## [Description of the task]
Report the number of lines in the data where the word "Values" appears, and add no other text.

## [Dataset rows for apps and sites]
+-------+

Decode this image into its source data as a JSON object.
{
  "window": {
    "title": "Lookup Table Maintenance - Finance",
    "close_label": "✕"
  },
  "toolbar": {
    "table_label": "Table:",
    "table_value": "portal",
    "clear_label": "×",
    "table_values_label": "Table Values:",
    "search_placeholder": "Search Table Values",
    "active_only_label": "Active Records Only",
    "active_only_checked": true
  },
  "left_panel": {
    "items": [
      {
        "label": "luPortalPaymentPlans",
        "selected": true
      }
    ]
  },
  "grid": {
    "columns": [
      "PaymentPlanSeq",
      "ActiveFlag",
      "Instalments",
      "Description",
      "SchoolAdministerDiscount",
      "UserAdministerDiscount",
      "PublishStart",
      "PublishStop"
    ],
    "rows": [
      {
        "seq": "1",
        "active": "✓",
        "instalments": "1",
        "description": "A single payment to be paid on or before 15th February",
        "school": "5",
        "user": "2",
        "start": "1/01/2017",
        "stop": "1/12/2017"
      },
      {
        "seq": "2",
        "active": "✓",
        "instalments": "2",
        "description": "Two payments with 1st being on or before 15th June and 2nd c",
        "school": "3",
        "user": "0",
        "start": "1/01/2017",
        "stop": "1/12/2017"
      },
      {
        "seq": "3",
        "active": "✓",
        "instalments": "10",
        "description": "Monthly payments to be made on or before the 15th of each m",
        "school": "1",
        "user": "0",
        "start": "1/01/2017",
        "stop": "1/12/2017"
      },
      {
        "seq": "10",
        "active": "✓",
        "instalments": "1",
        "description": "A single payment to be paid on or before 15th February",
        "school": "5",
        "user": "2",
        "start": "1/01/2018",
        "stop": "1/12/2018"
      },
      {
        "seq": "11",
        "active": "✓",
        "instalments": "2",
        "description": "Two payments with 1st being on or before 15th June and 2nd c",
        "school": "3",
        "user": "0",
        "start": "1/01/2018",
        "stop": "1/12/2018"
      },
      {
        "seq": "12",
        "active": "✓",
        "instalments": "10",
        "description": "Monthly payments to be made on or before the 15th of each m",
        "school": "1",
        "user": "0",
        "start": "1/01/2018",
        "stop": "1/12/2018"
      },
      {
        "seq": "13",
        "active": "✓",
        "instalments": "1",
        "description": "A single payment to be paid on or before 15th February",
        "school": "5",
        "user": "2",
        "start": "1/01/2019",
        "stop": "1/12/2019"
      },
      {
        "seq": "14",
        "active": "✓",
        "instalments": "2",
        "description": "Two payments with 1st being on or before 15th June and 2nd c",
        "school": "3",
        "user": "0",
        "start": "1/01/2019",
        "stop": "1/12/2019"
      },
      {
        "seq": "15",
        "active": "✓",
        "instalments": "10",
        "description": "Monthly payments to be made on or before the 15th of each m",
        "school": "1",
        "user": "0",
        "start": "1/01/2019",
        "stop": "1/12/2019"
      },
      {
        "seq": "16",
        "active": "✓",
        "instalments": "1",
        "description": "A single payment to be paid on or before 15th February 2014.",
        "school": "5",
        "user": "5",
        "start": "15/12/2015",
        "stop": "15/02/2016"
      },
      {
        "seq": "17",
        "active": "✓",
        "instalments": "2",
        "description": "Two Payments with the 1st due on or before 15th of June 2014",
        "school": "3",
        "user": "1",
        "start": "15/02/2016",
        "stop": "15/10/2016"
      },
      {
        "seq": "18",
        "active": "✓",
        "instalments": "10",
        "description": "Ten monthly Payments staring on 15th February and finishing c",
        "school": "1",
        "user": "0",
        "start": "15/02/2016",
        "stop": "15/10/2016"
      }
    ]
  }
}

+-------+

## [Output for this exercise]
2